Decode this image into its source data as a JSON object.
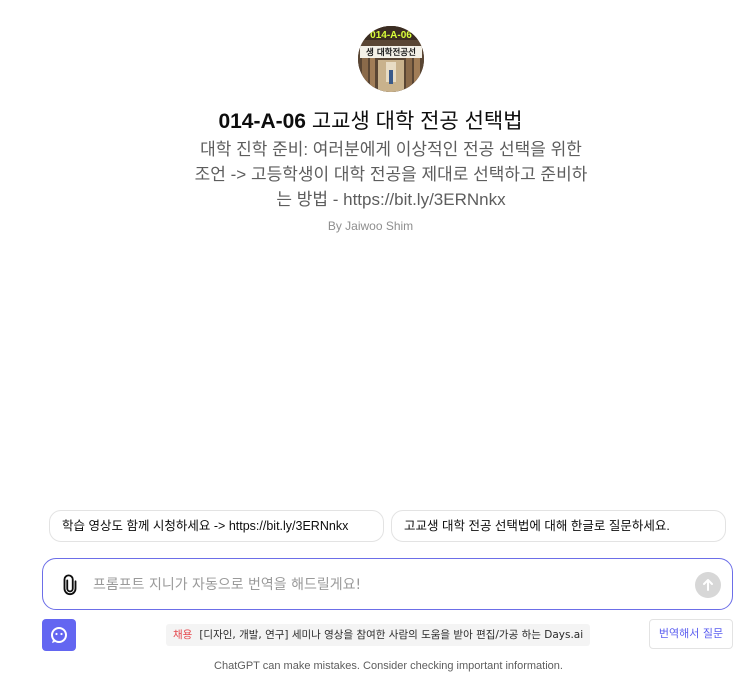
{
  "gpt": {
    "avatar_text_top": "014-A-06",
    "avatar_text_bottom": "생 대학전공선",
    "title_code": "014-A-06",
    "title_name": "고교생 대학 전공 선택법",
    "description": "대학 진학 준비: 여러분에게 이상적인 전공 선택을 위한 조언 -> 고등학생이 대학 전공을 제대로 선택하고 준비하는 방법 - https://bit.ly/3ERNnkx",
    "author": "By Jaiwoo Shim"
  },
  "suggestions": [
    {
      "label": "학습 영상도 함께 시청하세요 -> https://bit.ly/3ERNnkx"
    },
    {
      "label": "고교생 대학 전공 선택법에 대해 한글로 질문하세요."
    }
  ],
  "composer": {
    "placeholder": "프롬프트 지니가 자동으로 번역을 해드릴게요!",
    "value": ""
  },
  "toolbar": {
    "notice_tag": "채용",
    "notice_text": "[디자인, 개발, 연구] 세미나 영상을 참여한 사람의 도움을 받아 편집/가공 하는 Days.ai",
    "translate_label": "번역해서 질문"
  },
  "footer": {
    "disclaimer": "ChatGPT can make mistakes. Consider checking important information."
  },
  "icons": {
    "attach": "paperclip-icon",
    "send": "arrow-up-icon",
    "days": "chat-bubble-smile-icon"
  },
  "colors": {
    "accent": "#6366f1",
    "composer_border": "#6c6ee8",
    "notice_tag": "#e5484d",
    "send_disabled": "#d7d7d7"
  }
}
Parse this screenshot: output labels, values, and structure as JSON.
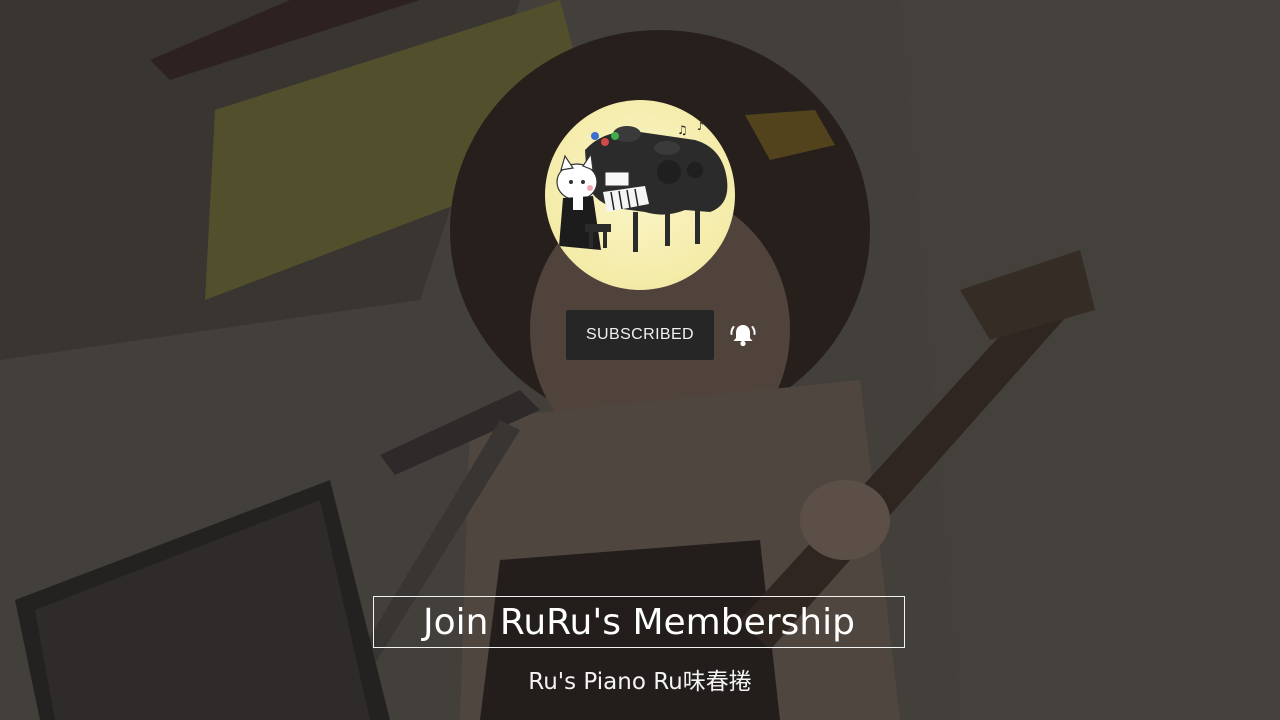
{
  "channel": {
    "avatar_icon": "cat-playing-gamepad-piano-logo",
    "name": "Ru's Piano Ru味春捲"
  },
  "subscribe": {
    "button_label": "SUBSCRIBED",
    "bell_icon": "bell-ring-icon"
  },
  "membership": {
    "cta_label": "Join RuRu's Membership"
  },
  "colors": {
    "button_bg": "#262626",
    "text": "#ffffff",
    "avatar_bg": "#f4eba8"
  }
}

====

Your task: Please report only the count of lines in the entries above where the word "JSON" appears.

Expected answer: 2